(SOURCE MATERIAL)
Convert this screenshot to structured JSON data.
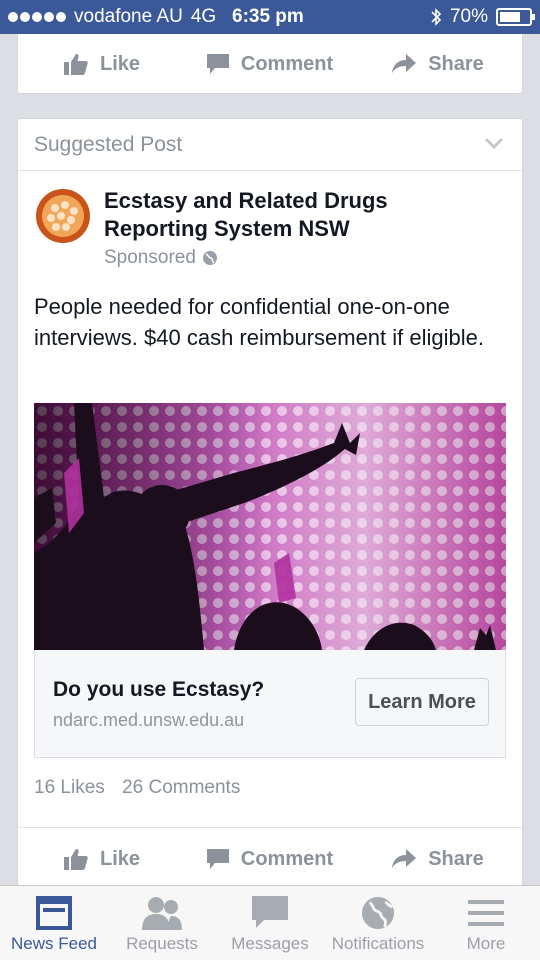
{
  "status_bar": {
    "carrier": "vodafone AU",
    "network": "4G",
    "time": "6:35 pm",
    "battery": "70%",
    "battery_level": 0.7
  },
  "top_actions": {
    "like": "Like",
    "comment": "Comment",
    "share": "Share"
  },
  "post": {
    "header": "Suggested Post",
    "page_name": "Ecstasy and Related Drugs Reporting System NSW",
    "sponsored": "Sponsored",
    "text": "People needed for confidential one-on-one interviews. $40 cash reimbursement if eligible.",
    "link": {
      "title": "Do you use Ecstasy?",
      "url": "ndarc.med.unsw.edu.au",
      "cta": "Learn More"
    },
    "likes": "16 Likes",
    "comments": "26 Comments",
    "actions": {
      "like": "Like",
      "comment": "Comment",
      "share": "Share"
    }
  },
  "tabbar": {
    "items": [
      {
        "label": "News Feed",
        "icon": "news-feed-icon",
        "active": true
      },
      {
        "label": "Requests",
        "icon": "friend-requests-icon",
        "active": false
      },
      {
        "label": "Messages",
        "icon": "messages-icon",
        "active": false
      },
      {
        "label": "Notifications",
        "icon": "globe-icon",
        "active": false
      },
      {
        "label": "More",
        "icon": "menu-icon",
        "active": false
      }
    ]
  },
  "colors": {
    "brand": "#3b5998",
    "muted": "#8c929c"
  }
}
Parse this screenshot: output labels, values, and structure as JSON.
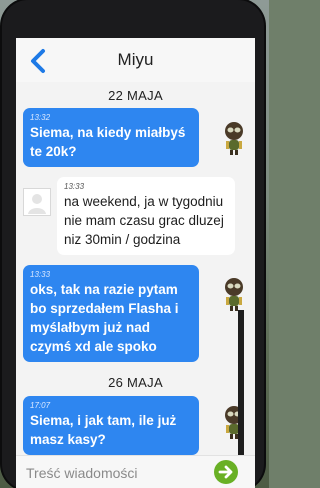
{
  "header": {
    "title": "Miyu"
  },
  "dates": [
    "22 MAJA",
    "26 MAJA"
  ],
  "messages": [
    {
      "direction": "out",
      "time": "13:32",
      "text": "Siema, na kiedy miałbyś te 20k?"
    },
    {
      "direction": "in",
      "time": "13:33",
      "text": "na weekend, ja w tygodniu nie mam czasu grac dluzej niz 30min / godzina"
    },
    {
      "direction": "out",
      "time": "13:33",
      "text": "oks, tak na razie pytam bo sprzedałem Flasha i myślałbym już nad czymś xd ale spoko"
    },
    {
      "direction": "out",
      "time": "17:07",
      "text": "Siema, i jak tam, ile już masz kasy?"
    }
  ],
  "composer": {
    "placeholder": "Treść wiadomości"
  },
  "colors": {
    "outgoing": "#2e86f0",
    "incoming": "#ffffff",
    "send": "#69b025",
    "accent": "#1e7ae6"
  },
  "icons": {
    "back": "chevron-left-icon",
    "send": "arrow-right-icon",
    "contact_avatar": "default-avatar-icon",
    "own_avatar": "character-avatar-icon"
  }
}
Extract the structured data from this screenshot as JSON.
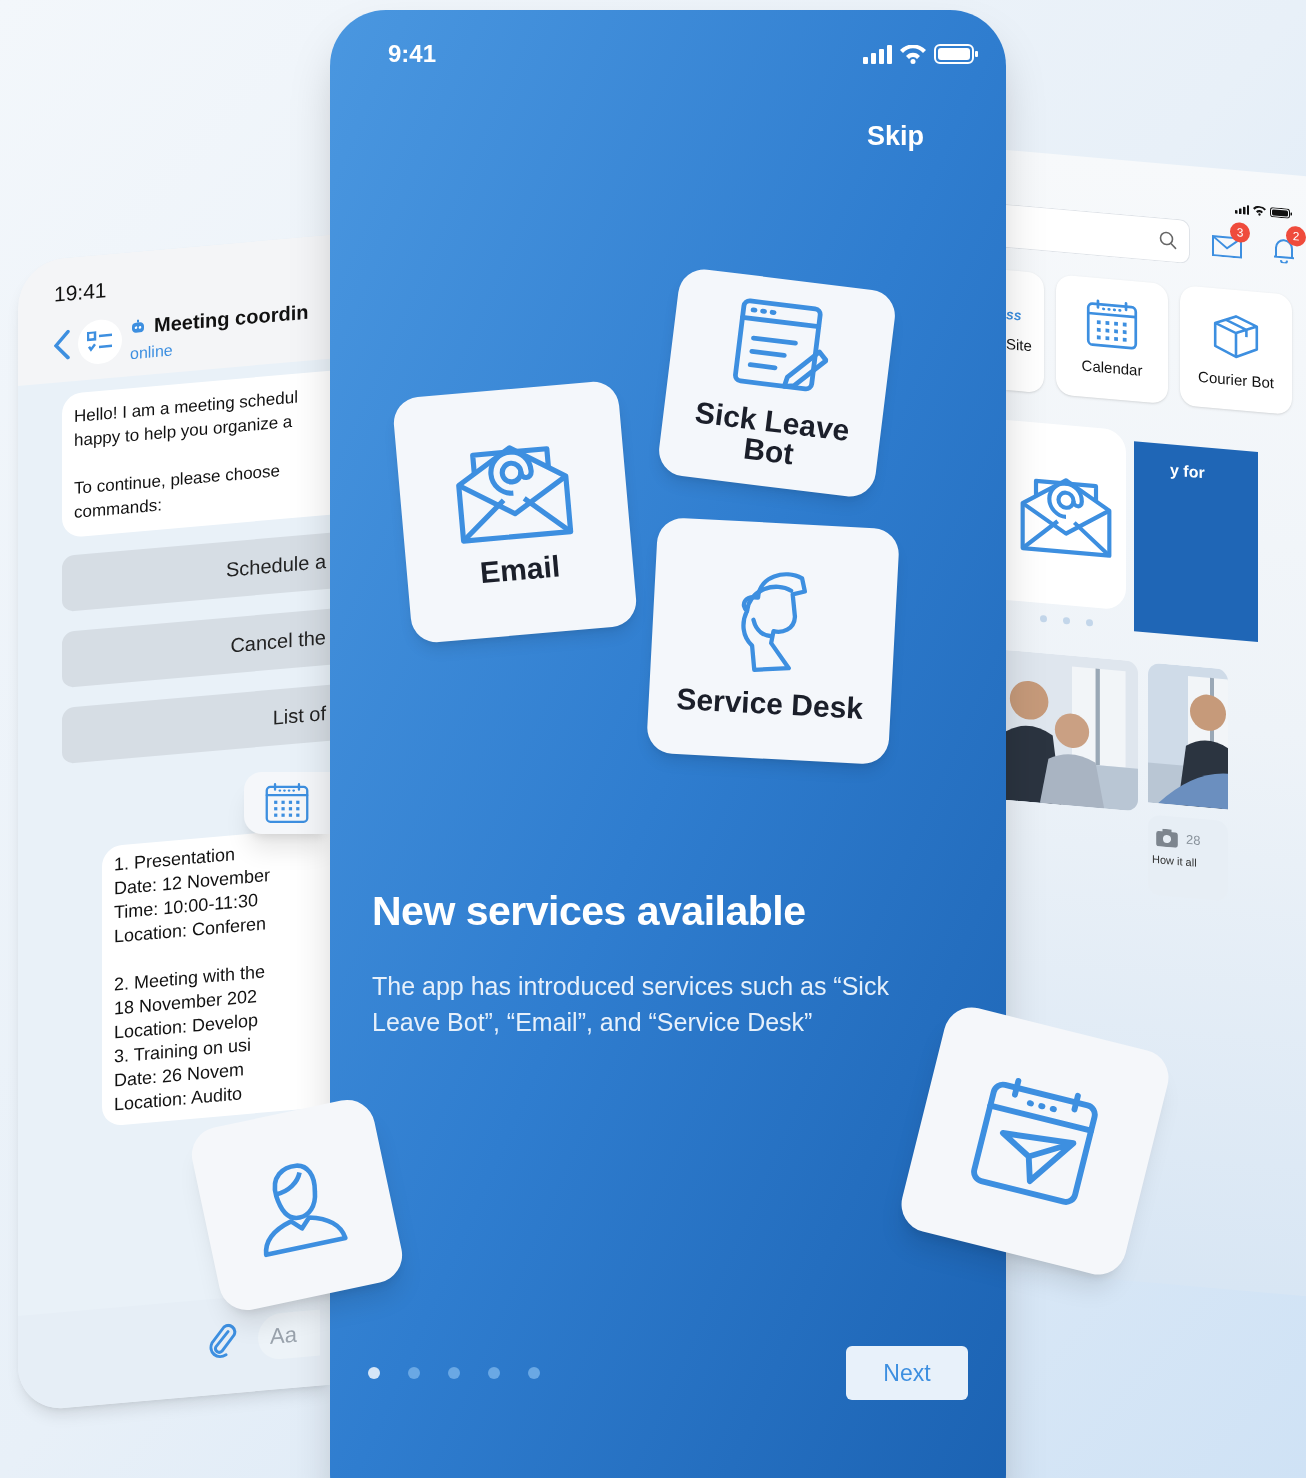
{
  "left_phone": {
    "time": "19:41",
    "chat_title": "Meeting coordin",
    "chat_status": "online",
    "greeting": "Hello! I am a meeting schedul\nhappy to help you organize a\n\nTo continue, please choose\ncommands:",
    "commands": [
      {
        "label": "Schedule a"
      },
      {
        "label": "Cancel the"
      },
      {
        "label": "List of"
      }
    ],
    "schedule": "1. Presentation\nDate: 12 November\nTime: 10:00-11:30\nLocation: Conferen\n\n2. Meeting with the\n18 November 202\nLocation: Develop\n3. Training on usi\nDate: 26 Novem\nLocation: Audito",
    "input": {
      "placeholder": "Aa"
    }
  },
  "center_phone": {
    "time": "9:41",
    "skip": "Skip",
    "services": [
      {
        "kind": "email",
        "label": "Email"
      },
      {
        "kind": "sick",
        "label": "Sick Leave\nBot"
      },
      {
        "kind": "desk",
        "label": "Service Desk"
      }
    ],
    "title": "New services available",
    "description": "The app has introduced services such as “Sick Leave Bot”, “Email”, and “Service Desk”",
    "pager": [
      {
        "selected": true
      },
      {
        "selected": false
      },
      {
        "selected": false
      },
      {
        "selected": false
      },
      {
        "selected": false
      }
    ],
    "next": "Next"
  },
  "right_phone": {
    "mail_badge": "3",
    "bell_badge": "2",
    "tiles": [
      {
        "kind": "site",
        "caption": "ss",
        "label": "Site"
      },
      {
        "kind": "calendar",
        "label": "Calendar"
      },
      {
        "kind": "box",
        "label": "Courier Bot"
      }
    ],
    "banner": "y for",
    "news": {
      "count": "28",
      "title": "How it all"
    }
  },
  "floating_cards": [
    {
      "kind": "calendar"
    },
    {
      "kind": "person"
    },
    {
      "kind": "plane"
    }
  ]
}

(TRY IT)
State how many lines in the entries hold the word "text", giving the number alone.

(SOLUTION TO THE EXERCISE)
5